■ Your task ■
Lines of the material that include the string "Email" should be returned.

==== Supplied records

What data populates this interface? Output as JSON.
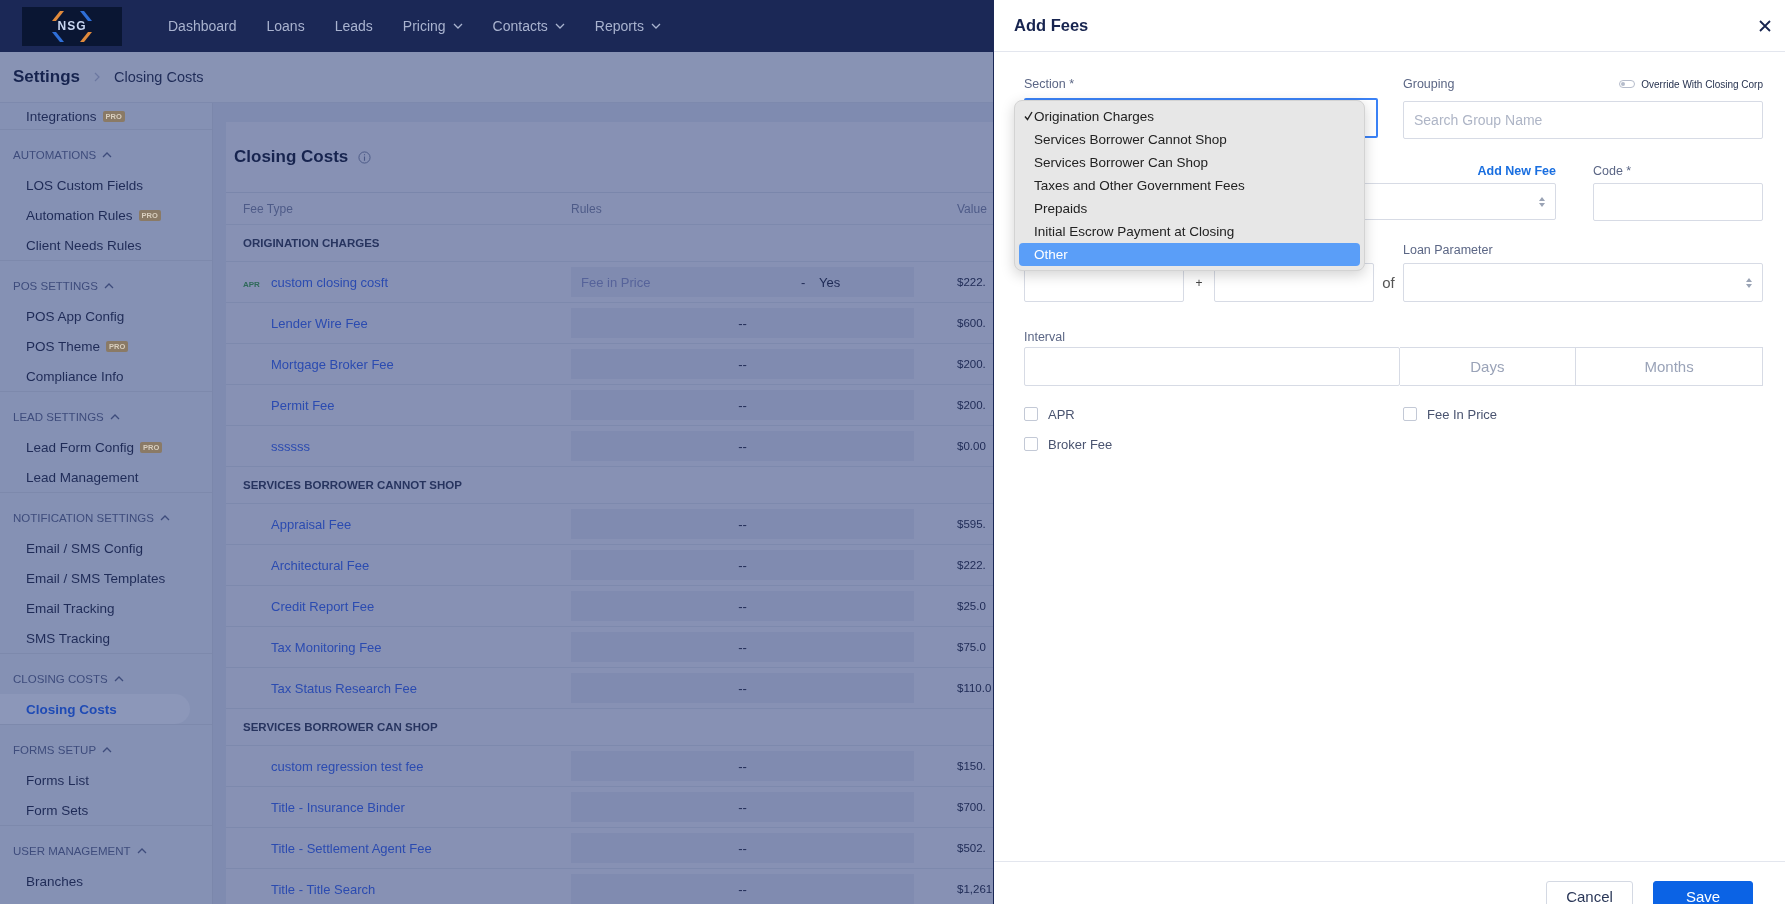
{
  "nav": {
    "logo": "NSG",
    "items": [
      {
        "label": "Dashboard",
        "dropdown": false
      },
      {
        "label": "Loans",
        "dropdown": false
      },
      {
        "label": "Leads",
        "dropdown": false
      },
      {
        "label": "Pricing",
        "dropdown": true
      },
      {
        "label": "Contacts",
        "dropdown": true
      },
      {
        "label": "Reports",
        "dropdown": true
      }
    ]
  },
  "breadcrumb": {
    "root": "Settings",
    "current": "Closing Costs"
  },
  "sidebar": {
    "items": [
      {
        "label": "Integrations",
        "pro": "PRO",
        "selected": false
      }
    ],
    "sections": [
      {
        "title": "AUTOMATIONS",
        "expanded": true,
        "items": [
          {
            "label": "LOS Custom Fields",
            "pro": false,
            "selected": false
          },
          {
            "label": "Automation Rules",
            "pro": "PRO",
            "selected": false
          },
          {
            "label": "Client Needs Rules",
            "pro": false,
            "selected": false
          }
        ]
      },
      {
        "title": "POS SETTINGS",
        "expanded": true,
        "items": [
          {
            "label": "POS App Config",
            "pro": false,
            "selected": false
          },
          {
            "label": "POS Theme",
            "pro": "PRO",
            "selected": false
          },
          {
            "label": "Compliance Info",
            "pro": false,
            "selected": false
          }
        ]
      },
      {
        "title": "LEAD SETTINGS",
        "expanded": true,
        "items": [
          {
            "label": "Lead Form Config",
            "pro": "PRO",
            "selected": false
          },
          {
            "label": "Lead Management",
            "pro": false,
            "selected": false
          }
        ]
      },
      {
        "title": "NOTIFICATION SETTINGS",
        "expanded": true,
        "items": [
          {
            "label": "Email / SMS Config",
            "pro": false,
            "selected": false
          },
          {
            "label": "Email / SMS Templates",
            "pro": false,
            "selected": false
          },
          {
            "label": "Email Tracking",
            "pro": false,
            "selected": false
          },
          {
            "label": "SMS Tracking",
            "pro": false,
            "selected": false
          }
        ]
      },
      {
        "title": "CLOSING COSTS",
        "expanded": true,
        "items": [
          {
            "label": "Closing Costs",
            "pro": false,
            "selected": true
          }
        ]
      },
      {
        "title": "FORMS SETUP",
        "expanded": true,
        "items": [
          {
            "label": "Forms List",
            "pro": false,
            "selected": false
          },
          {
            "label": "Form Sets",
            "pro": false,
            "selected": false
          }
        ]
      },
      {
        "title": "USER MANAGEMENT",
        "expanded": true,
        "items": [
          {
            "label": "Branches",
            "pro": false,
            "selected": false
          }
        ]
      }
    ]
  },
  "page": {
    "title": "Closing Costs",
    "columns": [
      "Fee Type",
      "Rules",
      "Value"
    ],
    "groups": [
      {
        "title": "ORIGINATION CHARGES",
        "rows": [
          {
            "tag": "APR",
            "name": "custom closing cosft",
            "rules": {
              "kind": "condition",
              "label": "Fee in Price",
              "separator": "-",
              "value": "Yes"
            },
            "value": "$222."
          },
          {
            "name": "Lender Wire Fee",
            "rules": {
              "kind": "none",
              "text": "--"
            },
            "value": "$600."
          },
          {
            "name": "Mortgage Broker Fee",
            "rules": {
              "kind": "none",
              "text": "--"
            },
            "value": "$200."
          },
          {
            "name": "Permit Fee",
            "rules": {
              "kind": "none",
              "text": "--"
            },
            "value": "$200."
          },
          {
            "name": "ssssss",
            "rules": {
              "kind": "none",
              "text": "--"
            },
            "value": "$0.00"
          }
        ]
      },
      {
        "title": "SERVICES BORROWER CANNOT SHOP",
        "rows": [
          {
            "name": "Appraisal Fee",
            "rules": {
              "kind": "none",
              "text": "--"
            },
            "value": "$595."
          },
          {
            "name": "Architectural Fee",
            "rules": {
              "kind": "none",
              "text": "--"
            },
            "value": "$222."
          },
          {
            "name": "Credit Report Fee",
            "rules": {
              "kind": "none",
              "text": "--"
            },
            "value": "$25.0"
          },
          {
            "name": "Tax Monitoring Fee",
            "rules": {
              "kind": "none",
              "text": "--"
            },
            "value": "$75.0"
          },
          {
            "name": "Tax Status Research Fee",
            "rules": {
              "kind": "none",
              "text": "--"
            },
            "value": "$110.0"
          }
        ]
      },
      {
        "title": "SERVICES BORROWER CAN SHOP",
        "rows": [
          {
            "name": "custom regression test fee",
            "rules": {
              "kind": "none",
              "text": "--"
            },
            "value": "$150."
          },
          {
            "name": "Title - Insurance Binder",
            "rules": {
              "kind": "none",
              "text": "--"
            },
            "value": "$700."
          },
          {
            "name": "Title - Settlement Agent Fee",
            "rules": {
              "kind": "none",
              "text": "--"
            },
            "value": "$502."
          },
          {
            "name": "Title - Title Search",
            "rules": {
              "kind": "none",
              "text": "--"
            },
            "value": "$1,261"
          }
        ]
      }
    ]
  },
  "drawer": {
    "title": "Add Fees",
    "section": {
      "label": "Section *",
      "focused": true
    },
    "grouping": {
      "label": "Grouping",
      "placeholder": "Search Group Name"
    },
    "override": {
      "label": "Override With Closing Corp",
      "on": false
    },
    "add_new_fee": "Add New Fee",
    "code": {
      "label": "Code *"
    },
    "plus": "+",
    "of": "of",
    "loan_parameter": {
      "label": "Loan Parameter"
    },
    "interval": {
      "label": "Interval",
      "units": [
        "Days",
        "Months"
      ]
    },
    "checkboxes": [
      {
        "label": "APR",
        "checked": false
      },
      {
        "label": "Fee In Price",
        "checked": false
      },
      {
        "label": "Broker Fee",
        "checked": false
      }
    ],
    "buttons": [
      {
        "label": "Cancel",
        "kind": "secondary"
      },
      {
        "label": "Save",
        "kind": "primary"
      }
    ],
    "dropdown": [
      {
        "label": "Origination Charges",
        "checked": true,
        "selected": false
      },
      {
        "label": "Services Borrower Cannot Shop",
        "checked": false,
        "selected": false
      },
      {
        "label": "Services Borrower Can Shop",
        "checked": false,
        "selected": false
      },
      {
        "label": "Taxes and Other Government Fees",
        "checked": false,
        "selected": false
      },
      {
        "label": "Prepaids",
        "checked": false,
        "selected": false
      },
      {
        "label": "Initial Escrow Payment at Closing",
        "checked": false,
        "selected": false
      },
      {
        "label": "Other",
        "checked": false,
        "selected": true
      }
    ]
  }
}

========

■ Answer to this task ■
            "label": "Email / SMS Config",
            "label": "Email / SMS Templates",
            "label": "Email Tracking",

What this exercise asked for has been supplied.